A 84-megawatt gas plant in the works from the Passaic Valley Sewerage Commission was criticized by community members who said it should be subject to the environmental permitting draft rules after their adoption. Gov. Phil Murphy (D) had postponed a permitting vote on the $180 million site, ordering an environmental review under a 2021 administrative order.
The plant would be in Newark’s Ironbound neighborhood, a multi-ethnic, largely working class area named for the rail, highways, and industry that border it. For community members in such places, activists said more is on the line.
“It is not about just jobs,” said Kim Gaddy, national environmental justice director for Clean Water Action. “It is about health of the members of this community, and all frontline EJ communities in the state of New Jersey and in this nation.”
The environmental rules to fully consider community impacts up for debate were created after Murphy signed S. 232 in September 2020. The legislation launched the rulemaking from then until June, when the draft was released to the public.
At the federal level, the Environmental Justice for All Act (H.R. 2021) would make cumulative air and water pollution impacts central to environmental permitting processes. It cleared the House Natural Resources panel in July, after being introduced by Committee Chair Raul Grijalva (D-Ariz.) in March.
‘The Nation Is Watching’
New Jersey Assemblywoman Britnee Timberlake (D), a primary sponsor of S. 232, said industry shouldn’t get a possible escape hatch.
“Tying in and saying an economic public interest is a giant loophole that will kill children,” Timberlake said. “It will kill adults. It will kill our elders.”
Each year, more than 17,000 deaths in New Jersey are attributable to air pollution, according to an April 2021 environmental study on deaths from fossil fuel air pollution published in Environmental Research. Advocates hoping to preserve the strength of the environmental justice rules said they also would cut down on health care costs that pollution brings.

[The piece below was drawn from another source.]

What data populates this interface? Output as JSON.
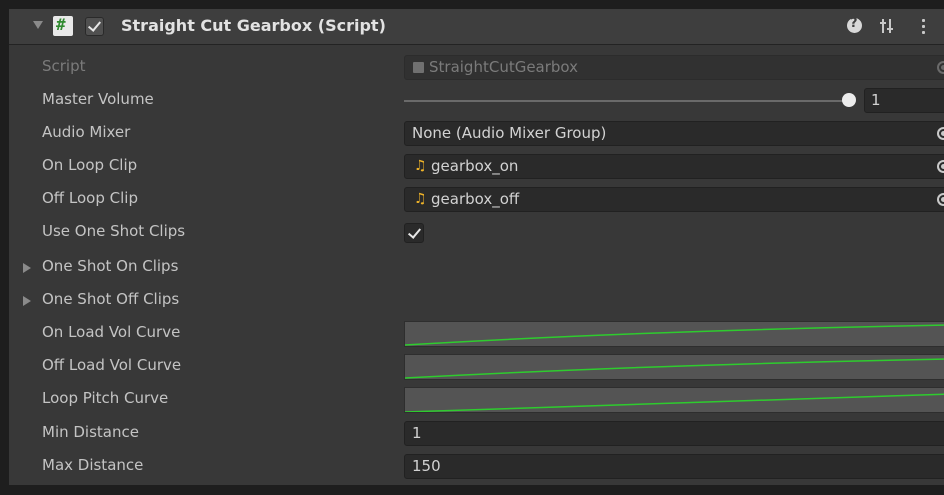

“The nation is watching,” said Marcus Sibley, Environmental and Climate Justice Chair for the NAACP New Jersey State Conference. “But what they’re looking to see is—is it symbolic? Are we really going to close the loopholes?”